Search the entries below for "author". Report each line where it occurs.

---------- Source information ----------

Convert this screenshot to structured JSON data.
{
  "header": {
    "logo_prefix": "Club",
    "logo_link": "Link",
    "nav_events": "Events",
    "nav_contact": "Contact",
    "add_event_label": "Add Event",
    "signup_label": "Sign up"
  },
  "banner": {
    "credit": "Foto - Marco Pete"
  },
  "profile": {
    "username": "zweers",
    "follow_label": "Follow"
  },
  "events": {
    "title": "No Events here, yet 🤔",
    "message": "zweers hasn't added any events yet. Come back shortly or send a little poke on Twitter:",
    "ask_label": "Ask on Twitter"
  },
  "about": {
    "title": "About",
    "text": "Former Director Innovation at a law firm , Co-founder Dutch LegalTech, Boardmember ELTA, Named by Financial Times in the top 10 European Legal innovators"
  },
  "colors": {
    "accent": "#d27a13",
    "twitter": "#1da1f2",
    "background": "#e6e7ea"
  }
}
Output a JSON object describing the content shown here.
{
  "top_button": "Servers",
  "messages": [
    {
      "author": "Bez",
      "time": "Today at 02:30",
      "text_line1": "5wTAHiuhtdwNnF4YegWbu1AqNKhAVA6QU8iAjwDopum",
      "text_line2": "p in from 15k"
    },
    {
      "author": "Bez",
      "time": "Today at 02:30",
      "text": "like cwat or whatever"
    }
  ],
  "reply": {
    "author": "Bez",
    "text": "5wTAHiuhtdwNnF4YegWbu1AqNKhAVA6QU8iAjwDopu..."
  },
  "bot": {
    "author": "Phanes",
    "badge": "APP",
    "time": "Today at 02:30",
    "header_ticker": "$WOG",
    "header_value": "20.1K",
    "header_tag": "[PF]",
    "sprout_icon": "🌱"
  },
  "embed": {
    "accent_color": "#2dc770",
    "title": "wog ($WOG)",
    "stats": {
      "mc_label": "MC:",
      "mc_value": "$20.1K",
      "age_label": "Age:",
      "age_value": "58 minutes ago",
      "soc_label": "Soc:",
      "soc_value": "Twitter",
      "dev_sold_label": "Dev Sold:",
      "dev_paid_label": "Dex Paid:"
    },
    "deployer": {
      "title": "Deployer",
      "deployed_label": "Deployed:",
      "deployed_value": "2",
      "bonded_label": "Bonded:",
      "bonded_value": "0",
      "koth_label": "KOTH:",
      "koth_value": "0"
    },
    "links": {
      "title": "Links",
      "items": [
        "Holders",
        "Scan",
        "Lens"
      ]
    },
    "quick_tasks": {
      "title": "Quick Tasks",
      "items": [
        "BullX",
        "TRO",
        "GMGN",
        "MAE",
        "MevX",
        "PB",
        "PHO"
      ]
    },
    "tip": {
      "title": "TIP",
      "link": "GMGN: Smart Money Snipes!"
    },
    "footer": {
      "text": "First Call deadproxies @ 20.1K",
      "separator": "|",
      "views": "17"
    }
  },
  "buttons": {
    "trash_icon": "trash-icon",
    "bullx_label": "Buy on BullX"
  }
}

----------
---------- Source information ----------

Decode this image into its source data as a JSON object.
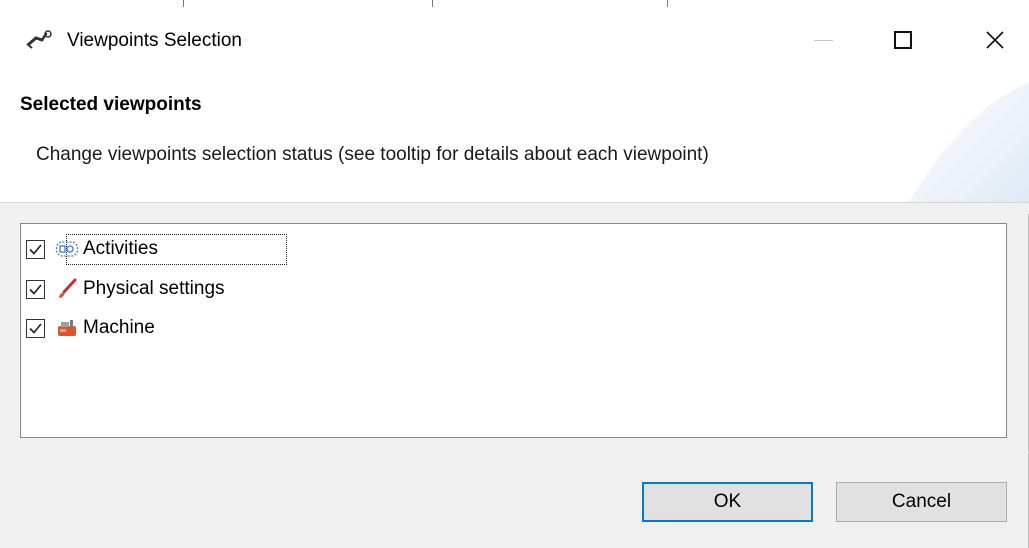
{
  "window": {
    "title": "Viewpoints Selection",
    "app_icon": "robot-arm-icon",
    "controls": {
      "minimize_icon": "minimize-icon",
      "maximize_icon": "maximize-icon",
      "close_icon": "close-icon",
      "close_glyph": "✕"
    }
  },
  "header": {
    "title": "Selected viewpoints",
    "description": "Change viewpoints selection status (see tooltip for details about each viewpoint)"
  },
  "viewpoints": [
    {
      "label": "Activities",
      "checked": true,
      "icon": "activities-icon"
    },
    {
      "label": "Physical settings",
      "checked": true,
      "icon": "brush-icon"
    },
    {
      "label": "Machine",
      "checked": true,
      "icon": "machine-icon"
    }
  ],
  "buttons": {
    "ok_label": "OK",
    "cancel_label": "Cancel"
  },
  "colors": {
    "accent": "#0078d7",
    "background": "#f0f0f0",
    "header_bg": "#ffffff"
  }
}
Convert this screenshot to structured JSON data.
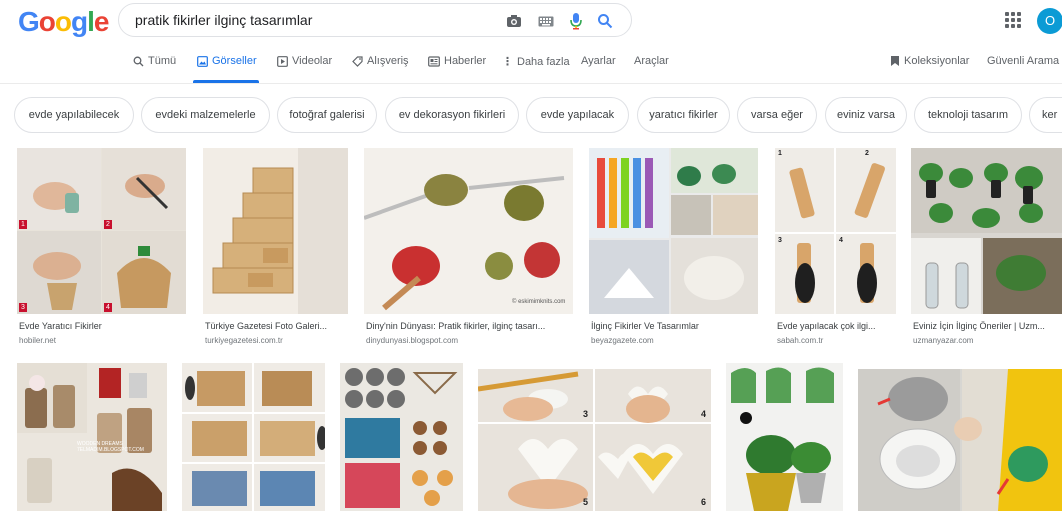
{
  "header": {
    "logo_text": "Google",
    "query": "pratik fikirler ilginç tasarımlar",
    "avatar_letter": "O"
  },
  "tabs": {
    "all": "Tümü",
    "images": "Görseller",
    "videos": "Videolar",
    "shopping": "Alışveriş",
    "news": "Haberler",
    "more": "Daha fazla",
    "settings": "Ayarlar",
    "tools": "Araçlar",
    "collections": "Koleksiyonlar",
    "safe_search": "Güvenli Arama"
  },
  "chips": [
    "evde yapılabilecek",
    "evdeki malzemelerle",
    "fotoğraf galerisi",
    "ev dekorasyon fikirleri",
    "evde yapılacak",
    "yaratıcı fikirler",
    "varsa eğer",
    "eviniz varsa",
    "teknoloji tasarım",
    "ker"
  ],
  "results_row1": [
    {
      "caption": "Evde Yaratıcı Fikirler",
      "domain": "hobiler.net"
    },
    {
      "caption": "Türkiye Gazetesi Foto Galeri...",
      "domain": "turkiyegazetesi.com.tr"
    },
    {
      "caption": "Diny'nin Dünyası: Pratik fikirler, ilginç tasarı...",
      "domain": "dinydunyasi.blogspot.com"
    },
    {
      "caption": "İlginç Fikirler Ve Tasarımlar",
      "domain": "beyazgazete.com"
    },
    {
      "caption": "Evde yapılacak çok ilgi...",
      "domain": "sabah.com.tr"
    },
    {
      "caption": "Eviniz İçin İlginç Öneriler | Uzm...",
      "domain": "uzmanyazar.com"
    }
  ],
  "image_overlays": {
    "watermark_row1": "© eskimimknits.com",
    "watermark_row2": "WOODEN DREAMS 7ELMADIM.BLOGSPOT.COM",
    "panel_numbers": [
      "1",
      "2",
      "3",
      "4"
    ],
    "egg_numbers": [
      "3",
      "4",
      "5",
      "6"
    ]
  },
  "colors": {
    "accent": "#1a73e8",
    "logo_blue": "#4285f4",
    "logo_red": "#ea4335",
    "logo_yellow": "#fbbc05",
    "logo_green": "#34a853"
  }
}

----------

■ Solution to this task:
      "author": "Bez",
      "author": "Bez",
    "author": "Bez",
    "author": "Phanes",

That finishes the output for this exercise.